So for maybe 12 percent it really is about teaching: efficiency, effectiveness and intensity however measured. But, for most students it is not really about the teaching. It is about learning. What the report does say that students want is support for self-directed learning [my emphasis], as well as development and recognition of good teaching, support to develop the relationship between research, teaching and scholarship, support for the emotional and relational aspects of learning communities, and to provide high quality learning spaces.
I work at a university as an educational developer – and I suggest mine and my colleagues’ mission is to provide for that list, starting with support for independent learning. We do not believe monitored intensification of teaching will do it.
Or if one-to-one is going to be the benchmark measure of high quality intensity, there really is a staff problem. Yes, more teachers in HE will help. But it is not all of the answer. We may find that a de intensification of teaching and an increase in independent learning, aptly modelled and supported by university teaching staff might improve outcomes. Despite much to critique, higher education is a rewarding place to work. But, how much do you have to suffer before you sing the blues?
The Quality Assurance Agency for Higher Education has for a long time now asserted that a Level 6 qualification (BA Honours Degree) can only be awarded to students “… who have demonstrated”, as well as “an appreciation of the uncertainty, ambiguity and limits of knowledge…“, “the ability to manage their own learning.” (QAA 2014 Frameworks for Higher Education Qualifications, page 26) My university suggests, “The ability to organise oneself and perform as an autonomous, effective and independent learner” is an element of being a graduate: attested by a degree (Oxford Brookes University, Graduate attributes).
So, do universities teach independent learning well or badly? How do you value or assess independent learning? How do you help and guide an independent learner? Aye, there’s the rub. Does providing more help and guidance produce greater independence?
There is a hint of a measurement challenge here. How and when do you assess an individual’s independent learning?
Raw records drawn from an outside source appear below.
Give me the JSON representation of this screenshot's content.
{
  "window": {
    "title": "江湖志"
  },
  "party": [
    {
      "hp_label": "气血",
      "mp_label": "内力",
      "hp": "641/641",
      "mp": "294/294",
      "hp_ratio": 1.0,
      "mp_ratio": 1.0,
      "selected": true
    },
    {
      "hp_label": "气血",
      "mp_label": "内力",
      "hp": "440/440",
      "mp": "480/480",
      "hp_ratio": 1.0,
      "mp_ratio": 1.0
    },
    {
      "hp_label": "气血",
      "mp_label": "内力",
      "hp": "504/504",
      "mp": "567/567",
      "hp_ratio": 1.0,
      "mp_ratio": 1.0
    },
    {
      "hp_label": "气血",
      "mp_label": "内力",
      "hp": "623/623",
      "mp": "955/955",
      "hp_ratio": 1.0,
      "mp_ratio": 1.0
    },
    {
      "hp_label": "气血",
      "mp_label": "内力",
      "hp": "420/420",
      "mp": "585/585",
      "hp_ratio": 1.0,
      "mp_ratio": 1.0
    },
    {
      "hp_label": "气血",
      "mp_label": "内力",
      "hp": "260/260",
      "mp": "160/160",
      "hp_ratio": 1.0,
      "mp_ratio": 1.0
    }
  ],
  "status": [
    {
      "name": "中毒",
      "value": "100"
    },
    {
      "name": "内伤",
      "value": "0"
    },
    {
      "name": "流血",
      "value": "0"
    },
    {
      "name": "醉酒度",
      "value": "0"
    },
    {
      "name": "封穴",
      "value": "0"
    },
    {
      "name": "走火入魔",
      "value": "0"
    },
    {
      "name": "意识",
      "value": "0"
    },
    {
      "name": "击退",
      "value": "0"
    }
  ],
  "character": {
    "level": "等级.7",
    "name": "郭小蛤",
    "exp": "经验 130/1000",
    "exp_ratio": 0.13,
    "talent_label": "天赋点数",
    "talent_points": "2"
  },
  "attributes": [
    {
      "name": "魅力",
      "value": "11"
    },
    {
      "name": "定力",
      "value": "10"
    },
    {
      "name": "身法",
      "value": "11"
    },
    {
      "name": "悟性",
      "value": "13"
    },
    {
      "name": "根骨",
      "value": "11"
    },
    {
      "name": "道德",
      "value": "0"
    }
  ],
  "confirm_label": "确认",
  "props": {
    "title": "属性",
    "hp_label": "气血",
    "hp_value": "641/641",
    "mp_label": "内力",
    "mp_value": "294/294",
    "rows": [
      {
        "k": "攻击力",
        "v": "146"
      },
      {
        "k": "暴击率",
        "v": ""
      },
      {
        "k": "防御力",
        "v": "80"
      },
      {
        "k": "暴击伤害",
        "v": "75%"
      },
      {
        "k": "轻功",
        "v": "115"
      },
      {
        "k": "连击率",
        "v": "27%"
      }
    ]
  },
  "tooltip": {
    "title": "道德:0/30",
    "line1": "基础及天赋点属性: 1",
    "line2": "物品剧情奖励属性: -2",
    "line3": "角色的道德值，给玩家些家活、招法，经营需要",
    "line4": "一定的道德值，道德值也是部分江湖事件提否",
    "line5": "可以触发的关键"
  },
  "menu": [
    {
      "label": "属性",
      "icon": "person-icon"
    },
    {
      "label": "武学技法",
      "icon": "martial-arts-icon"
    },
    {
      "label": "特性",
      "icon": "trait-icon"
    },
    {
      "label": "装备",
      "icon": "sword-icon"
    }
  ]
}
The “contact hours”, “teaching intensity” versus “teaching deficit” debate is not about whether or not you cast the learner adrift, but simply a question of when. Do you hothouse students until high summer then plant them straight out into warm ground? In which case the DLHE measures might be a proxy. Or do you move them from seed bed to cold frame to cloche so that they are well established by the time the covers come off? If so, then maybe old-fashioned degree classification (or college scarf?) is more important.
I suggest that the argument about a teaching deficit arises from several failures. First a failure by some policy proponents to recognise or value independent learning through the available metrics. Second a failure by teachers to accept that independence can (and must?) be taught. And finally a failure by students to recognise what they are “buying” is the ability to go it alone as much as to rub along effectively in groups, teams or other organisations. All this is exacerbated by the student as consumer problem, and the political volatility of not only the HE sector but the wider times.
Author’s acknowledgement: with thanks to my colleagues who teach on the PCTHE at Oxford Brookes University.